[Opening SOURCE MATERIAL section]

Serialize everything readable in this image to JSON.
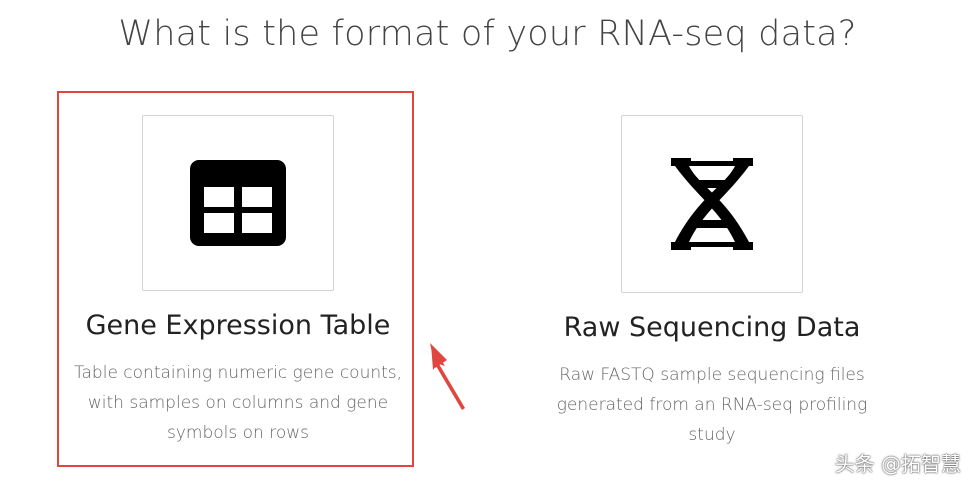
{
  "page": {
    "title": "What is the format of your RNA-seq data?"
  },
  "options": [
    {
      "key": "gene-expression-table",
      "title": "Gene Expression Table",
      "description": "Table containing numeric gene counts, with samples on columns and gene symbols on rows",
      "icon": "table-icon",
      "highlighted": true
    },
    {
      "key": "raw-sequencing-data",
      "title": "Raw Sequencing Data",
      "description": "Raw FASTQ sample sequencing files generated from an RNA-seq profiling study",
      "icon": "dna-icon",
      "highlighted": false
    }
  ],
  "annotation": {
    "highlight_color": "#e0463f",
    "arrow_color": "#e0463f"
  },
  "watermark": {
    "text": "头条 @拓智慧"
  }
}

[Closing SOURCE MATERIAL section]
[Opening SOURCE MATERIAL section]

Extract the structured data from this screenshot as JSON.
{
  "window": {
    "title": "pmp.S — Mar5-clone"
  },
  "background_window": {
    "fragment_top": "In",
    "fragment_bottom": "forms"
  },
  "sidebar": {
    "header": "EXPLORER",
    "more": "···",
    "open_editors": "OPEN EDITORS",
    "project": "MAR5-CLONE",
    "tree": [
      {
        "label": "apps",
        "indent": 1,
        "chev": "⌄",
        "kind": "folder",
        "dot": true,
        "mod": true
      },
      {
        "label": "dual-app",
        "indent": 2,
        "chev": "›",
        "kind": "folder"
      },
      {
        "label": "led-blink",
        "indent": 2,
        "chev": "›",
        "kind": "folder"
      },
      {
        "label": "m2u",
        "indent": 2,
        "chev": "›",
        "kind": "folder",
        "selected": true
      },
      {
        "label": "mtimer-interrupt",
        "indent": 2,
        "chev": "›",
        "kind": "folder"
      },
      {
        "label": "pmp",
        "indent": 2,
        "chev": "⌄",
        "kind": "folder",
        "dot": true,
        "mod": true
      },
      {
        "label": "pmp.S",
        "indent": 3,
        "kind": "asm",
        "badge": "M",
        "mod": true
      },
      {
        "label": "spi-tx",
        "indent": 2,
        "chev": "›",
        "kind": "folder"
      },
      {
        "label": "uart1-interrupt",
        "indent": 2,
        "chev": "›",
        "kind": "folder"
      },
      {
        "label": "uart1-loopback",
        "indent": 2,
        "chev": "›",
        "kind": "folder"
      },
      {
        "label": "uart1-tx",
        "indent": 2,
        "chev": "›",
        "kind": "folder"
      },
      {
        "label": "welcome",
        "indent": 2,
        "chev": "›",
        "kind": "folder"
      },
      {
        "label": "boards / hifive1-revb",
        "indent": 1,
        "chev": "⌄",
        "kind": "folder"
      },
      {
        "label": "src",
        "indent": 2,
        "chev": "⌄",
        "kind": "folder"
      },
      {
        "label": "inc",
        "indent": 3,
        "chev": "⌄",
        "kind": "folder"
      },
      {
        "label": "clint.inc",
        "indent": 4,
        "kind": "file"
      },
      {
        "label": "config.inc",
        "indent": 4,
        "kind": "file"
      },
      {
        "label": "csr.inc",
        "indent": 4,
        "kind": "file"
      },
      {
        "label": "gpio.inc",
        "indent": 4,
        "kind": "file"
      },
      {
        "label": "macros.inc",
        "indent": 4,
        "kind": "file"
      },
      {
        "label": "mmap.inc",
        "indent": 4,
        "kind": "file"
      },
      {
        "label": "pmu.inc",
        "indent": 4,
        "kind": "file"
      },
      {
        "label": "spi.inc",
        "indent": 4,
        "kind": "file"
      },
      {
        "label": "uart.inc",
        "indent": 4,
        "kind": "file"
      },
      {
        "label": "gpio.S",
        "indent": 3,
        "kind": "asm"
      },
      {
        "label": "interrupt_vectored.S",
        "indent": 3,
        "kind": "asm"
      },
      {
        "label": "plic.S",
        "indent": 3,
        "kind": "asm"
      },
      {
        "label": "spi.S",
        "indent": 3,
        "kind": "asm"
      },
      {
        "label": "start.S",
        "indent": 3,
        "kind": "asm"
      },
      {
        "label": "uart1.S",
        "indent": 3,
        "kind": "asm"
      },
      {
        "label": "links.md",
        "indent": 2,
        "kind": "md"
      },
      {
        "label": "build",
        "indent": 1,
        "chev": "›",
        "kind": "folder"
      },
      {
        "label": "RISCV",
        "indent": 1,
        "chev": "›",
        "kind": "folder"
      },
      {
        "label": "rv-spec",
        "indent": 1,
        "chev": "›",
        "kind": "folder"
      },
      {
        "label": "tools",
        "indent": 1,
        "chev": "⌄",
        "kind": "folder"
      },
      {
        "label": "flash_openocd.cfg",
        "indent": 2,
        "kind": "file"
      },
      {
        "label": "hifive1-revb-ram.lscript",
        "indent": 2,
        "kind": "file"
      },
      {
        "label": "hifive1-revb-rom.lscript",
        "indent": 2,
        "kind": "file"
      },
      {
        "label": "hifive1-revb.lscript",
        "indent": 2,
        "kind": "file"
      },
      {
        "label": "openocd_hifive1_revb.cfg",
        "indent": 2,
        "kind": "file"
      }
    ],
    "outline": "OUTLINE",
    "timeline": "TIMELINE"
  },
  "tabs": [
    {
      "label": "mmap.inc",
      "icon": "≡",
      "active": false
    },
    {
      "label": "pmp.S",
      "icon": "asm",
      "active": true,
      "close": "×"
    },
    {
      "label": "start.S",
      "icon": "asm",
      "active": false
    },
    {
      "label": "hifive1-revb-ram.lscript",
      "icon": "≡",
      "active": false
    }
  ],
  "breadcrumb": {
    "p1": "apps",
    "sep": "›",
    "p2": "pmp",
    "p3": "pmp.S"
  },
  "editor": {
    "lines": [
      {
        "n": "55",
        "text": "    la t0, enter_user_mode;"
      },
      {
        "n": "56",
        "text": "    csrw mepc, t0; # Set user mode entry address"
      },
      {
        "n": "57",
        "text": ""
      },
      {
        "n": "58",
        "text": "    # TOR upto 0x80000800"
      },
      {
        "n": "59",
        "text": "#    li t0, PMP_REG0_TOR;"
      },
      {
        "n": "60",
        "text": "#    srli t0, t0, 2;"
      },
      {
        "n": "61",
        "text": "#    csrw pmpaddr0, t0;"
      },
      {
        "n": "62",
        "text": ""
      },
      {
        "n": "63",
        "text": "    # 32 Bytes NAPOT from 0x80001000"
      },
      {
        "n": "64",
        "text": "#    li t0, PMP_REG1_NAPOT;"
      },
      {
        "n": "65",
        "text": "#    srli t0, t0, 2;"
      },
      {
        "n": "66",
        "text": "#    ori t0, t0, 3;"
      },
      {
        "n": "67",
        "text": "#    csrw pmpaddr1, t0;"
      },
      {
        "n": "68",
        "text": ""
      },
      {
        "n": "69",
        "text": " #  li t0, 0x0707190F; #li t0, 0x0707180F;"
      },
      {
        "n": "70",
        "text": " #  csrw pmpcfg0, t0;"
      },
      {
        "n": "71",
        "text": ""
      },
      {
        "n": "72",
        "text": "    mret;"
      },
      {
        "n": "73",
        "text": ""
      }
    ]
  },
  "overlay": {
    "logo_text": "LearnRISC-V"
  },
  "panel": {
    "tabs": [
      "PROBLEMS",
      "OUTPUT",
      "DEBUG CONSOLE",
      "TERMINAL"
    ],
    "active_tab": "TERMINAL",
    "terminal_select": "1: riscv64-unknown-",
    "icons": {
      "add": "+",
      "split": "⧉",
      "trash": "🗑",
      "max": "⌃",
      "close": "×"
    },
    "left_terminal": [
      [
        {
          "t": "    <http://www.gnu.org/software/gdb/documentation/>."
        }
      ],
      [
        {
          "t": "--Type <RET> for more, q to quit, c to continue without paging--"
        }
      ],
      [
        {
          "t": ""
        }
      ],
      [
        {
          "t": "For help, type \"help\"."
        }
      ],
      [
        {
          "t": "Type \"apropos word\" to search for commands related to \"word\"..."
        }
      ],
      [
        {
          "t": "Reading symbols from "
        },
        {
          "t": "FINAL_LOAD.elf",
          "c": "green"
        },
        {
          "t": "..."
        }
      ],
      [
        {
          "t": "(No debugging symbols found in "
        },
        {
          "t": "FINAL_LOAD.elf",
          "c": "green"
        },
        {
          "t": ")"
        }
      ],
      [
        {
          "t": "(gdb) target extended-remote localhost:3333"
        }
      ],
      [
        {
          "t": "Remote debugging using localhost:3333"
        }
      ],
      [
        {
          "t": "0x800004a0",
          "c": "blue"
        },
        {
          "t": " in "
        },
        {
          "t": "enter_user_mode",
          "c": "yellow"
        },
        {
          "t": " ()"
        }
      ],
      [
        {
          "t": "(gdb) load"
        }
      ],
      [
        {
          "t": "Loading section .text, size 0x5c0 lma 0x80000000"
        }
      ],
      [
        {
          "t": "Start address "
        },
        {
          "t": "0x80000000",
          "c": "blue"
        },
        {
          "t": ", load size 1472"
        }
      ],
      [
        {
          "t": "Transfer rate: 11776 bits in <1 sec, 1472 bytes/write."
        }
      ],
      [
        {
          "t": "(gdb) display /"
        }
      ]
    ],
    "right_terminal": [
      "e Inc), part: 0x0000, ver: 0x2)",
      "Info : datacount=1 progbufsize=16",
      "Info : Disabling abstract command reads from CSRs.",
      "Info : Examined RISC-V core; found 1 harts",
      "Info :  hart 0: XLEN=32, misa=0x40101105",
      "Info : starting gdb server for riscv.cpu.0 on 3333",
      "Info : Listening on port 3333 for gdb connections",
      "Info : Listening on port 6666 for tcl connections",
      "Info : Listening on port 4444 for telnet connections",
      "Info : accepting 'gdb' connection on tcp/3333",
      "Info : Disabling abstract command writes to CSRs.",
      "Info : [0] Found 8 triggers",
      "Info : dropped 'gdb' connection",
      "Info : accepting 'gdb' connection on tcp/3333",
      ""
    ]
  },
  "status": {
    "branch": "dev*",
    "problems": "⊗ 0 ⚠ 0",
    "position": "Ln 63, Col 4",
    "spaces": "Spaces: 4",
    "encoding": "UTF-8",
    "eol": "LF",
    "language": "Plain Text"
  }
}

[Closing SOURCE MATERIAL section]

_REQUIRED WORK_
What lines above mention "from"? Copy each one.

_RESPONSE TO THIS TASK_
      "description": "Raw FASTQ sample sequencing files generated from an RNA-seq profiling study",
Extract the structured data from this screenshot as JSON.
        "text": "    # 32 Bytes NAPOT from 0x80001000"
          "t": "Reading symbols from "
      "Info : Disabling abstract command reads from CSRs.",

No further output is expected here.